I was raised as a "good girl" in Wednesday night youth groups and Sunday morning church services, taught to serve and place others before myself. I was taught that "good girls" aren’t gay, lesbian, bisexual, or involved with people of color. I was taught to not swear and to get straight A’s. I have broken almost all of these rules.
Following my assaults last year, I have struggled to find myself in many ways. One question, in particular, has persisted since the early stages of my relationship with my girlfriend: “am I interested in women because of my sexual assault?” I often wonder if I am attracted to her simply due to some subconscious feeling of safety provided by women stemming from the simple fact that they are not men, and thus do not pose a threat.*
I am not alone in questioning the nature of my sexuality following my assaults. Some men abused by women also struggle with self-doubt when attracted to individuals of the same gender. Those assaulted by members of the same gender may struggle with their sexual orientation and identity as well when engaging in same-sex relationships.
For months following my attack I distanced myself and became increasingly isolated. The simple touch of another human became startling. I jumped when I was tapped on the back or the shoulder. So how in this moment could I be capable of discovering and defining my sexual identity? In the words of another survivor, “it’s difficult to reclaim the path of pleasure from the source of pain.”
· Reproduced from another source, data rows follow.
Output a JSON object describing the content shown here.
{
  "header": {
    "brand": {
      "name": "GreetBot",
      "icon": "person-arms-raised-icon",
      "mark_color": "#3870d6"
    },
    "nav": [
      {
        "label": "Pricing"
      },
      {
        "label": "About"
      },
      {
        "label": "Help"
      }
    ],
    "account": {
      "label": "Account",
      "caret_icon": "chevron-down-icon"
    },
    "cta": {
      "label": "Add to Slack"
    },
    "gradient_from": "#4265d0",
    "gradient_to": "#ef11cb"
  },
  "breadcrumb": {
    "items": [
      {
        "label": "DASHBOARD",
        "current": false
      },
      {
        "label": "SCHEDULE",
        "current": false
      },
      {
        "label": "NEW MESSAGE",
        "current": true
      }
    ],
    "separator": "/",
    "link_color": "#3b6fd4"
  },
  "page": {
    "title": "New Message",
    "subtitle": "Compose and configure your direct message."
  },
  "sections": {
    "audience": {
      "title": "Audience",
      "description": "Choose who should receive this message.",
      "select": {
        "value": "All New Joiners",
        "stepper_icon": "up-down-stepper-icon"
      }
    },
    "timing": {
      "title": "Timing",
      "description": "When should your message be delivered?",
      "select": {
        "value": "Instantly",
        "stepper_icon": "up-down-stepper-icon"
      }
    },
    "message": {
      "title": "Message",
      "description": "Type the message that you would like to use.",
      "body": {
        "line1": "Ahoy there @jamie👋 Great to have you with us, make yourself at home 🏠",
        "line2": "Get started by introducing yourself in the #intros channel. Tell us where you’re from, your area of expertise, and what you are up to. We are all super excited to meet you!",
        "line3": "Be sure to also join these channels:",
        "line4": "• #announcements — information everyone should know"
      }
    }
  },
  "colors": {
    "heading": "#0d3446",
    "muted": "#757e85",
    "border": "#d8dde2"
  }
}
Recently, I realized that the cause of my attraction doesn’t matter-- maybe my fear initially fueled my attraction or maybe it did not. I would not question my interest in a man in the slightest. Yet, even as it concerns my own experience, the heterosexist stigma or subconscious prejudice I hold towards the LGBT population is tangible. In many regards, the prejudice similar to the numerous rape myths and stigma that surround sexual assault. These prejudices and socially instilled fears make it hard for me to fully embrace my own identity as a bisexual woman.
Many survivors of assault and individuals in the coming out process face double sets of disclosure when discussing their experiences- they have to come out both as LGBT and as a survivor. The fear generated by this prospect makes it hard to communicate with friends, family, and reflect on as an individual. Attempting to heal from the assault and process both journeys simultaneously is daunting to say the least.
Heterosexism leads us to believe that it is not possible to find ultimate pleasure and happiness with someone of the same gender --that there must be some reason for this “abnormal” behavior. This implies that if I were able to overcome my fear and trauma that my attraction for my partner would disappear.
I have decided to give myself a gift. I decided to give myself happiness I decided to let myself love. To forget the nagging question of “why?” and to allow myself to be happy in my relationship no matter the cause. That, for me, is the power of moving forward. I am learning to accept that it is okay to question my identity and to not have an answer. Today, I am defining myself as bi. I do not know what tomorrow will hold, but in this, I have the power.
To anyone reading this please know that you are not at fault for your experiences with sexual violence. The only person responsible for your assault is your rapist. Your sexual identity isn’t a “fault” to be had. You can’t control who you love, but you should celebrate it.
I am interested in hearing the stories of others affected by these identities and experiences and engaging with the research that needs to be conducted at this intersection. My story is complex, likely similar to many of yours. I hope in some small way that my voice provides a small moment of solidarity and a reminder that you are not alone. As you follow along through my blog post and story, I will share the interconnectedness of my experiences during and following my assault.
*Disclaimer: I use "men" to explain my own experience. Women also perpetuate these crimes.